TASK BRIEF: Copy all of the records below verbatim.

======== DATA SHOWN

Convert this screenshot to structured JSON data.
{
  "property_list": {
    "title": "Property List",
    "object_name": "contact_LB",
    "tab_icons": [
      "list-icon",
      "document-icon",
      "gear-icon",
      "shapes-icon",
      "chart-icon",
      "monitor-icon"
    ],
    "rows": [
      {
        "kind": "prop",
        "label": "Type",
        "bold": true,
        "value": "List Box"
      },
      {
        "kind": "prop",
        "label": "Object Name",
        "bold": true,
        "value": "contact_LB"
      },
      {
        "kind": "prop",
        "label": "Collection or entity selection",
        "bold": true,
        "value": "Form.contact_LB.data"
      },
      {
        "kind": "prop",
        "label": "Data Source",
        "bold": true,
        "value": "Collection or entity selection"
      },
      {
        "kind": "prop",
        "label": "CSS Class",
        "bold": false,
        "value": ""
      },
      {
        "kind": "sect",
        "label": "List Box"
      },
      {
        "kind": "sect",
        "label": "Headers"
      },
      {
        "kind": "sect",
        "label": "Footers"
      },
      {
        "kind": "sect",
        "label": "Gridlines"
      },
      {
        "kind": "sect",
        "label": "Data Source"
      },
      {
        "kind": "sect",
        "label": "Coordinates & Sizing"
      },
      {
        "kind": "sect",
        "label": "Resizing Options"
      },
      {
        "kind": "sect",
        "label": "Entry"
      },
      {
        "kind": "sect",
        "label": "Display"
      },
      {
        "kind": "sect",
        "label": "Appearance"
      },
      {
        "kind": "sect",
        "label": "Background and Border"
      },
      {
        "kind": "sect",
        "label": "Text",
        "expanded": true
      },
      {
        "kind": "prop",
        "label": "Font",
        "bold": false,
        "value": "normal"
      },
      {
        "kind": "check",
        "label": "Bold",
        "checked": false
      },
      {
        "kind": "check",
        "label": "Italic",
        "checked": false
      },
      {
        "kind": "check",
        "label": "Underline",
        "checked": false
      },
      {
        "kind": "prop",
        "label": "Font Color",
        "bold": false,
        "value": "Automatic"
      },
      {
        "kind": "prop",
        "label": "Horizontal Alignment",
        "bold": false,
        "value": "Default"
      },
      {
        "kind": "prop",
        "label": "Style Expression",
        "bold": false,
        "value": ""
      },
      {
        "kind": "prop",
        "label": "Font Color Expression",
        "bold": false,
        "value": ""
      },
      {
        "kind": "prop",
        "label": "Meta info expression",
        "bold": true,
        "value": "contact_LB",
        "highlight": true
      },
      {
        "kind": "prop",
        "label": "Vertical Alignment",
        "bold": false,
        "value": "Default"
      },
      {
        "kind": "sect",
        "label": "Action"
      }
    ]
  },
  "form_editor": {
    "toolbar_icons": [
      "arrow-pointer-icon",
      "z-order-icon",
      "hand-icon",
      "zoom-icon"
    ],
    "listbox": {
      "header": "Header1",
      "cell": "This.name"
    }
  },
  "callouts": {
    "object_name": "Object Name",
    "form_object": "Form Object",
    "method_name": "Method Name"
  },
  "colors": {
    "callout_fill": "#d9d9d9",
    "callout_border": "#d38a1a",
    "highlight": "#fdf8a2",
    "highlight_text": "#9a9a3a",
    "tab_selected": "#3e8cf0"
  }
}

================

PROBLEM SOLUTION:
Convert this screenshot to structured JSON data.
{
  "property_list": {
    "title": "Property List",
    "object_name": "contact_LB",
    "tab_icons": [
      "list-icon",
      "document-icon",
      "gear-icon",
      "shapes-icon",
      "chart-icon",
      "monitor-icon"
    ],
    "rows": [
      {
        "kind": "prop",
        "label": "Type",
        "bold": true,
        "value": "List Box"
      },
      {
        "kind": "prop",
        "label": "Object Name",
        "bold": true,
        "value": "contact_LB"
      },
      {
        "kind": "prop",
        "label": "Collection or entity selection",
        "bold": true,
        "value": "Form.contact_LB.data"
      },
      {
        "kind": "prop",
        "label": "Data Source",
        "bold": true,
        "value": "Collection or entity selection"
      },
      {
        "kind": "prop",
        "label": "CSS Class",
        "bold": false,
        "value": ""
      },
      {
        "kind": "sect",
        "label": "List Box"
      },
      {
        "kind": "sect",
        "label": "Headers"
      },
      {
        "kind": "sect",
        "label": "Footers"
      },
      {
        "kind": "sect",
        "label": "Gridlines"
      },
      {
        "kind": "sect",
        "label": "Data Source"
      },
      {
        "kind": "sect",
        "label": "Coordinates & Sizing"
      },
      {
        "kind": "sect",
        "label": "Resizing Options"
      },
      {
        "kind": "sect",
        "label": "Entry"
      },
      {
        "kind": "sect",
        "label": "Display"
      },
      {
        "kind": "sect",
        "label": "Appearance"
      },
      {
        "kind": "sect",
        "label": "Background and Border"
      },
      {
        "kind": "sect",
        "label": "Text",
        "expanded": true
      },
      {
        "kind": "prop",
        "label": "Font",
        "bold": false,
        "value": "normal"
      },
      {
        "kind": "check",
        "label": "Bold",
        "checked": false
      },
      {
        "kind": "check",
        "label": "Italic",
        "checked": false
      },
      {
        "kind": "check",
        "label": "Underline",
        "checked": false
      },
      {
        "kind": "prop",
        "label": "Font Color",
        "bold": false,
        "value": "Automatic"
      },
      {
        "kind": "prop",
        "label": "Horizontal Alignment",
        "bold": false,
        "value": "Default"
      },
      {
        "kind": "prop",
        "label": "Style Expression",
        "bold": false,
        "value": ""
      },
      {
        "kind": "prop",
        "label": "Font Color Expression",
        "bold": false,
        "value": ""
      },
      {
        "kind": "prop",
        "label": "Meta info expression",
        "bold": true,
        "value": "contact_LB",
        "highlight": true
      },
      {
        "kind": "prop",
        "label": "Vertical Alignment",
        "bold": false,
        "value": "Default"
      },
      {
        "kind": "sect",
        "label": "Action"
      }
    ]
  },
  "form_editor": {
    "toolbar_icons": [
      "arrow-pointer-icon",
      "z-order-icon",
      "hand-icon",
      "zoom-icon"
    ],
    "listbox": {
      "header": "Header1",
      "cell": "This.name"
    }
  },
  "callouts": {
    "object_name": "Object Name",
    "form_object": "Form Object",
    "method_name": "Method Name"
  },
  "colors": {
    "callout_fill": "#d9d9d9",
    "callout_border": "#d38a1a",
    "highlight": "#fdf8a2",
    "highlight_text": "#9a9a3a",
    "tab_selected": "#3e8cf0"
  }
}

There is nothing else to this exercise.